YOUR TASK. Give the entries again exactly. Skip the pictures.

═════ GIVEN ENTRIES ═════

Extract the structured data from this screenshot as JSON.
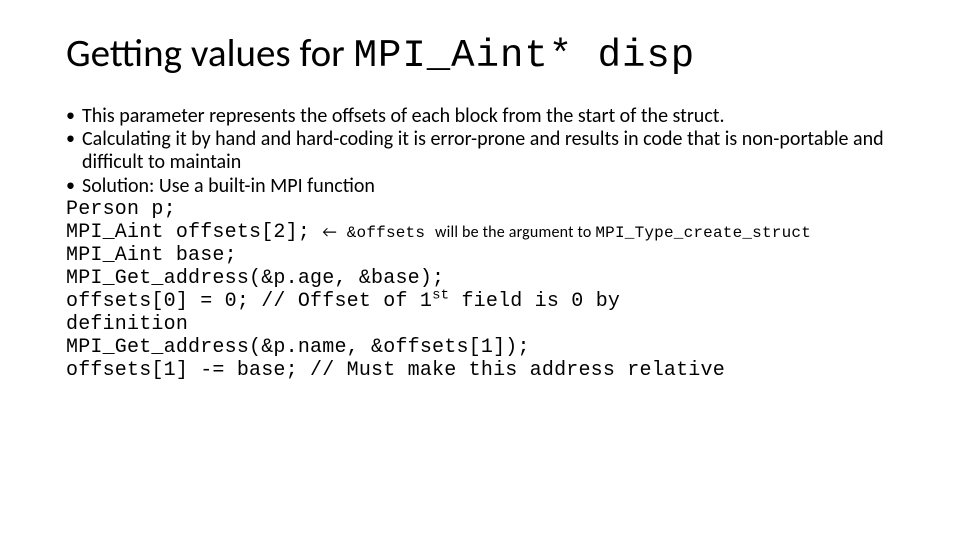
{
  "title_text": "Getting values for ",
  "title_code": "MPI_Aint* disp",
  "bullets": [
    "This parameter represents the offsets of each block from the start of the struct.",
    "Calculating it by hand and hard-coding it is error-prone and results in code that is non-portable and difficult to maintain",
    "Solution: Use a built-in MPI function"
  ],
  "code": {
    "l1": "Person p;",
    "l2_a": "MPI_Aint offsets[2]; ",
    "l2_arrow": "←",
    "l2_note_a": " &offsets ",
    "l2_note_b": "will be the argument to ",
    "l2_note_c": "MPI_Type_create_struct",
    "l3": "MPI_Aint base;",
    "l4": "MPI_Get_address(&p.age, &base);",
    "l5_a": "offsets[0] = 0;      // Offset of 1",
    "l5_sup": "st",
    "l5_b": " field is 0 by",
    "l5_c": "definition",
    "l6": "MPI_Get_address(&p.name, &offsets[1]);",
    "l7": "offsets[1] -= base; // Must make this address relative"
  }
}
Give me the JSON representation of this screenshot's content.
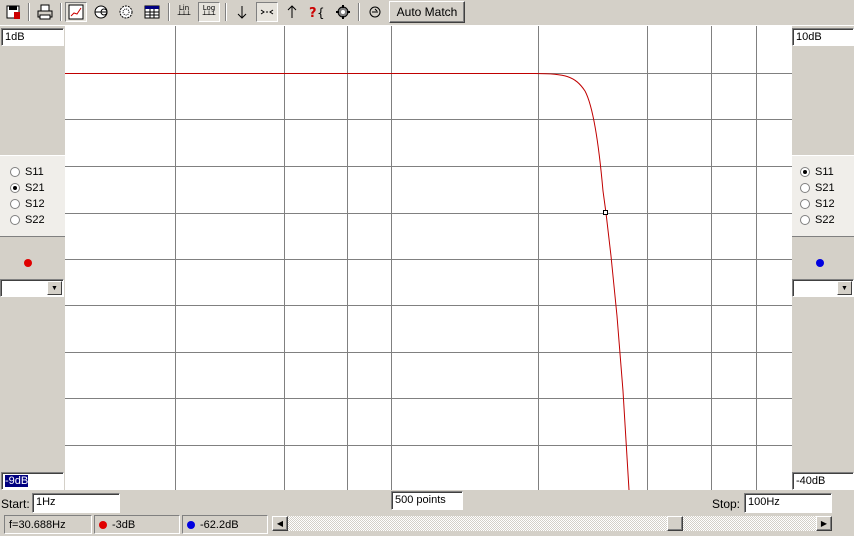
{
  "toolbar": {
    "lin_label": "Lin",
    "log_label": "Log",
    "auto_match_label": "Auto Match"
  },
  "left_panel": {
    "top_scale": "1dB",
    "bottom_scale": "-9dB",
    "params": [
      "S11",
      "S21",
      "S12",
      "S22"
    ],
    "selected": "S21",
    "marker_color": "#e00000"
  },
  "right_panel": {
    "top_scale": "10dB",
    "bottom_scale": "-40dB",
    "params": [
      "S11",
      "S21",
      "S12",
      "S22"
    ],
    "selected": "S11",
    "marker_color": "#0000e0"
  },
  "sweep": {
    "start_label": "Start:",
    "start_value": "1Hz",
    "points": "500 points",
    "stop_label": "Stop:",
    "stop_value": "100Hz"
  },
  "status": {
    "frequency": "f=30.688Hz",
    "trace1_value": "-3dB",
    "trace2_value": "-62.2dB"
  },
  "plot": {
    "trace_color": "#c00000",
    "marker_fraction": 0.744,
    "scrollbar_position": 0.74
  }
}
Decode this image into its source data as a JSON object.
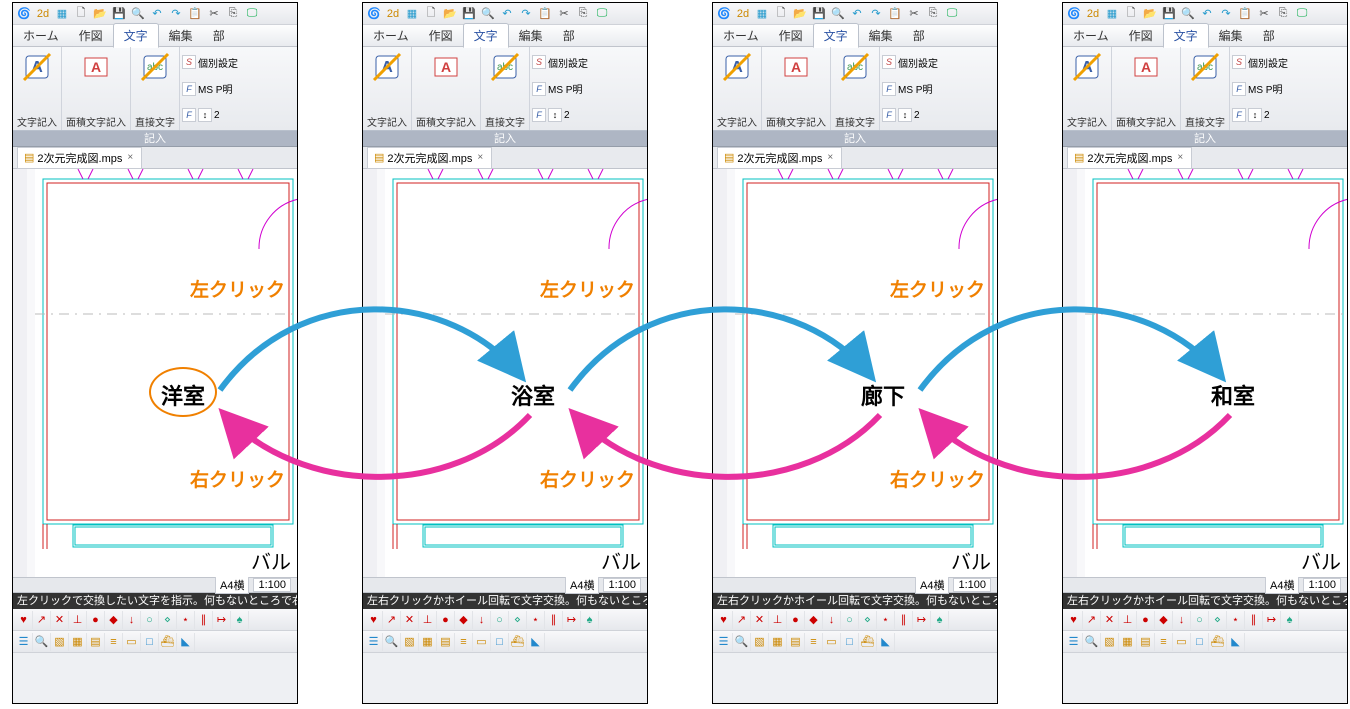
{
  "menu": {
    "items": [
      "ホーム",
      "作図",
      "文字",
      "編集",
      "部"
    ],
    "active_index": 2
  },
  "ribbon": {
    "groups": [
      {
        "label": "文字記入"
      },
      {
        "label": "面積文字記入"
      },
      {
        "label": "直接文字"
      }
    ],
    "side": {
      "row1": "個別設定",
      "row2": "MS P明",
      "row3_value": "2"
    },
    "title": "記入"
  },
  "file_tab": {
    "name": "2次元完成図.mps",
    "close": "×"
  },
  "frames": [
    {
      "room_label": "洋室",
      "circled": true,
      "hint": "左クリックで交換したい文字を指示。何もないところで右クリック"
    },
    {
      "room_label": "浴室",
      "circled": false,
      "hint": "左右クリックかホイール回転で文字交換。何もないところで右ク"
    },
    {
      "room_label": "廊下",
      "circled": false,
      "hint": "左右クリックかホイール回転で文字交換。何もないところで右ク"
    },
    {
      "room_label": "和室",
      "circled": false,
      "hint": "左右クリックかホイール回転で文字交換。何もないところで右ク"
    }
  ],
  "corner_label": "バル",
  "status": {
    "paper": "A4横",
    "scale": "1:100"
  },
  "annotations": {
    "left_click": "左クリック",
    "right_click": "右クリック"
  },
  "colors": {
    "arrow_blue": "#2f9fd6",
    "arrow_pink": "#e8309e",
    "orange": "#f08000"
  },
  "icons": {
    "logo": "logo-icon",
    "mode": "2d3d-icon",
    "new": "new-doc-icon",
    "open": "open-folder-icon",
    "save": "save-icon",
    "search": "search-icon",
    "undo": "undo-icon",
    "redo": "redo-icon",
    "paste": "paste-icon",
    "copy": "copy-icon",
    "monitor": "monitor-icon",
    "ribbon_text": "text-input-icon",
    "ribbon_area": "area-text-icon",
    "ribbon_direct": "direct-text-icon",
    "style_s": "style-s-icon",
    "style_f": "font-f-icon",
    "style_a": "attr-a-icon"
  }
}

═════

TASK OUTPUT.
Extract the structured data from this screenshot as JSON.
{
  "title_text": "Getting values for ",
  "title_code": "MPI_Aint* disp",
  "bullets": [
    "This parameter represents the offsets of each block from the start of the struct.",
    "Calculating it by hand and hard-coding it is error-prone and results in code that is non-portable and difficult to maintain",
    "Solution: Use a built-in MPI function"
  ],
  "code": {
    "l1": "Person p;",
    "l2_a": "MPI_Aint offsets[2]; ",
    "l2_arrow": "←",
    "l2_note_a": " &offsets ",
    "l2_note_b": "will be the argument to ",
    "l2_note_c": "MPI_Type_create_struct",
    "l3": "MPI_Aint base;",
    "l4": "MPI_Get_address(&p.age, &base);",
    "l5_a": "offsets[0] = 0;      // Offset of 1",
    "l5_sup": "st",
    "l5_b": " field is 0 by",
    "l5_c": "definition",
    "l6": "MPI_Get_address(&p.name, &offsets[1]);",
    "l7": "offsets[1] -= base; // Must make this address relative"
  }
}
Give me the JSON representation of this screenshot's content.
{
  "toolbar": {
    "lin_label": "Lin",
    "log_label": "Log",
    "auto_match_label": "Auto Match"
  },
  "left_panel": {
    "top_scale": "1dB",
    "bottom_scale": "-9dB",
    "params": [
      "S11",
      "S21",
      "S12",
      "S22"
    ],
    "selected": "S21",
    "marker_color": "#e00000"
  },
  "right_panel": {
    "top_scale": "10dB",
    "bottom_scale": "-40dB",
    "params": [
      "S11",
      "S21",
      "S12",
      "S22"
    ],
    "selected": "S11",
    "marker_color": "#0000e0"
  },
  "sweep": {
    "start_label": "Start:",
    "start_value": "1Hz",
    "points": "500 points",
    "stop_label": "Stop:",
    "stop_value": "100Hz"
  },
  "status": {
    "frequency": "f=30.688Hz",
    "trace1_value": "-3dB",
    "trace2_value": "-62.2dB"
  },
  "plot": {
    "trace_color": "#c00000",
    "marker_fraction": 0.744,
    "scrollbar_position": 0.74
  }
}
Decode this image into its source data as a JSON object.
{
  "menu": {
    "items": [
      "ホーム",
      "作図",
      "文字",
      "編集",
      "部"
    ],
    "active_index": 2
  },
  "ribbon": {
    "groups": [
      {
        "label": "文字記入"
      },
      {
        "label": "面積文字記入"
      },
      {
        "label": "直接文字"
      }
    ],
    "side": {
      "row1": "個別設定",
      "row2": "MS P明",
      "row3_value": "2"
    },
    "title": "記入"
  },
  "file_tab": {
    "name": "2次元完成図.mps",
    "close": "×"
  },
  "frames": [
    {
      "room_label": "洋室",
      "circled": true,
      "hint": "左クリックで交換したい文字を指示。何もないところで右クリック"
    },
    {
      "room_label": "浴室",
      "circled": false,
      "hint": "左右クリックかホイール回転で文字交換。何もないところで右ク"
    },
    {
      "room_label": "廊下",
      "circled": false,
      "hint": "左右クリックかホイール回転で文字交換。何もないところで右ク"
    },
    {
      "room_label": "和室",
      "circled": false,
      "hint": "左右クリックかホイール回転で文字交換。何もないところで右ク"
    }
  ],
  "corner_label": "バル",
  "status": {
    "paper": "A4横",
    "scale": "1:100"
  },
  "annotations": {
    "left_click": "左クリック",
    "right_click": "右クリック"
  },
  "colors": {
    "arrow_blue": "#2f9fd6",
    "arrow_pink": "#e8309e",
    "orange": "#f08000"
  },
  "icons": {
    "logo": "logo-icon",
    "mode": "2d3d-icon",
    "new": "new-doc-icon",
    "open": "open-folder-icon",
    "save": "save-icon",
    "search": "search-icon",
    "undo": "undo-icon",
    "redo": "redo-icon",
    "paste": "paste-icon",
    "copy": "copy-icon",
    "monitor": "monitor-icon",
    "ribbon_text": "text-input-icon",
    "ribbon_area": "area-text-icon",
    "ribbon_direct": "direct-text-icon",
    "style_s": "style-s-icon",
    "style_f": "font-f-icon",
    "style_a": "attr-a-icon"
  }
}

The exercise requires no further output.